- **Your assignment**
Would you set down each line of the data below exactly?

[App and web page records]
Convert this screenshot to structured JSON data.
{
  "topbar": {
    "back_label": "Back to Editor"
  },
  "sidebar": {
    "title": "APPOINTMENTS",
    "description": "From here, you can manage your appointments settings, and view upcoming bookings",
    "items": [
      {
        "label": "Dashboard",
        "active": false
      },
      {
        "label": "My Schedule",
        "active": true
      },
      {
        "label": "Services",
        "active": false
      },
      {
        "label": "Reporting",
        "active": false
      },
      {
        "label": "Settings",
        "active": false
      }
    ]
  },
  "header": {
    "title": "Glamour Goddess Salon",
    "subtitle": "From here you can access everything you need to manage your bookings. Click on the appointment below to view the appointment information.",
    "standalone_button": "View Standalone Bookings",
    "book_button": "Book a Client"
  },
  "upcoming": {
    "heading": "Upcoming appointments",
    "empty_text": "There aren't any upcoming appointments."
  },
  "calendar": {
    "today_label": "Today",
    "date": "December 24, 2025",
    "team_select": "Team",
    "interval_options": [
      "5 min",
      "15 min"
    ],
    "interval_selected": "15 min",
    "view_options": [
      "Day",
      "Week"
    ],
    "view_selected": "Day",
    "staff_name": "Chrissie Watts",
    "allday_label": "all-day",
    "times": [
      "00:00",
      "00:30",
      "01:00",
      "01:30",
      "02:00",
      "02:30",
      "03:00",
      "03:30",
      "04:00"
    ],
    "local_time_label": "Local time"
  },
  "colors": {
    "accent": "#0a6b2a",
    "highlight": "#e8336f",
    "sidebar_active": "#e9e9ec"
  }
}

- **Solution**
Convert this screenshot to structured JSON data.
{
  "topbar": {
    "back_label": "Back to Editor"
  },
  "sidebar": {
    "title": "APPOINTMENTS",
    "description": "From here, you can manage your appointments settings, and view upcoming bookings",
    "items": [
      {
        "label": "Dashboard",
        "active": false
      },
      {
        "label": "My Schedule",
        "active": true
      },
      {
        "label": "Services",
        "active": false
      },
      {
        "label": "Reporting",
        "active": false
      },
      {
        "label": "Settings",
        "active": false
      }
    ]
  },
  "header": {
    "title": "Glamour Goddess Salon",
    "subtitle": "From here you can access everything you need to manage your bookings. Click on the appointment below to view the appointment information.",
    "standalone_button": "View Standalone Bookings",
    "book_button": "Book a Client"
  },
  "upcoming": {
    "heading": "Upcoming appointments",
    "empty_text": "There aren't any upcoming appointments."
  },
  "calendar": {
    "today_label": "Today",
    "date": "December 24, 2025",
    "team_select": "Team",
    "interval_options": [
      "5 min",
      "15 min"
    ],
    "interval_selected": "15 min",
    "view_options": [
      "Day",
      "Week"
    ],
    "view_selected": "Day",
    "staff_name": "Chrissie Watts",
    "allday_label": "all-day",
    "times": [
      "00:00",
      "00:30",
      "01:00",
      "01:30",
      "02:00",
      "02:30",
      "03:00",
      "03:30",
      "04:00"
    ],
    "local_time_label": "Local time"
  },
  "colors": {
    "accent": "#0a6b2a",
    "highlight": "#e8336f",
    "sidebar_active": "#e9e9ec"
  }
}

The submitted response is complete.